Browns did draft game differently


The machinations of the NFL draft are often interesting, especially if you read between the lines.

For example, examine the savvy trade made by Buffalo early in the first round. The Bills, who owned the No. 8 pick, wanted to draft a specific quarterback who they felt would be on the board for awhile. Drafting right behind them were the New York Jets, AFC East rivals, who were targeting a receiver.

Then St. Louis phoned. The Rams wanted the No. 8 pick and there was no question why. They coveted West Virginia’s blur of a receiver, Tavon Austin, and suspected the Jets were poised to take him. So they offered their No. 16 pick and three others among the top 78 slots to the Bills for No. 8 and a third-round selection.

This was a value deal in a big way, with hardly any risk attached, for the Bills. And to put it over the top, they kept Austin out of the hands of a division rival. When No. 16 came around, Buffalo made easy pickings of the quarterback it wanted, E.J. Manuel.

It’s just one example of how you draft and kill three birds with one stone.
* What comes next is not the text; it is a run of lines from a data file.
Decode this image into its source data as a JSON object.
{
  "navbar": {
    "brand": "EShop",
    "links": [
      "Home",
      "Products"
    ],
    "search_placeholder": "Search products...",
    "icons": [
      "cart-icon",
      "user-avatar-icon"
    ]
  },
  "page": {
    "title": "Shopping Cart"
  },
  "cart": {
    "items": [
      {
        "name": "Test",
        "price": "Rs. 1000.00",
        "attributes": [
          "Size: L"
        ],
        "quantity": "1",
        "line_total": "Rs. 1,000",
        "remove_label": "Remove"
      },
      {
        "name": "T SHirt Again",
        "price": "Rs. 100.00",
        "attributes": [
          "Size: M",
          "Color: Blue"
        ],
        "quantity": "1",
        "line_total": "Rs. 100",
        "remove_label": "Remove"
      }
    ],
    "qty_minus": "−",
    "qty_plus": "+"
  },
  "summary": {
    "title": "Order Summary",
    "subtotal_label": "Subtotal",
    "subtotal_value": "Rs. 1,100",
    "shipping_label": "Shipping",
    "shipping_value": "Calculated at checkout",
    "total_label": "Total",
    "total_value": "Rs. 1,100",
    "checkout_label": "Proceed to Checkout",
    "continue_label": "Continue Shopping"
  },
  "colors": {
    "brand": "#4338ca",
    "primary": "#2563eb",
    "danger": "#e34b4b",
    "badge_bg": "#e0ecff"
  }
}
The Cleveland Browns offered another example of how to draft. It pretty much didn’t. Oh, the team took five players and got a couple pretty good defensive guys, pass rusher Barkevious Mingo and corner Leon McFadden, the latter coming early in the third round with the 68th overall pick. Then the Browns basically shut it down and started dealing for the future.

They turned a fourth-round pick into a third-rounder in 2014. They turned a fifth-round selection into a fourth-rounder in ’14. They’ll have six picks in the first four rounds and a total of nine.

Joe Banner and Mike Lombardi apparently felt, and not many would argue, the depth of last week’s draft was thin soup. So they shuffled off to, well, not Buffalo, but you get my drift.

The only problem with looking to the future is that the Browns’ present is so needy. Experts and fans alike felt one way to counter that was to snag a top rookie quarterback to challenge beleaguered incumbent Brandon Weeden. The Browns passed.

Banner felt there was more to Cleveland’s draft than met the eye and maybe that’s true.

The Browns forfeited a second-round pick when previous management took receiver Josh Gordon — 50 catches during a promising rookie year — in last year’s supplemental draft. So Banner incorporated Gordon’s presence into this draft. He did the same with receiver Davone Bess, who was acquired from Miami for a swap of similar draft picks that basically canceled out. The cost was next to nothing.

Bess isn’t a star, but he’s a valuable third-down weapon and brings a veteran presence to a young receiving corps.

The eye-opener was Cleveland trading a fourth-round pick to dreaded rival Pittsburgh, the first deal between the two franchises since 1968. The Steelers used that 111th overall pick to take Syracuse safety Shamarko Thomas. The Browns, too, had a need at safety and when they finally pulled the trigger in the sixth round, they took Jamoris Slaughter. The Notre Dame safety is till rehabbing a torn Achilles. If Thomas pans out for the Steelers, Banner will get an earful for years.

What he’s hearing, though, is that dispirited Browns fans want the future now, not later.

Contact Blade sports columnist Dave Hackenberg at: or 419-724-6398.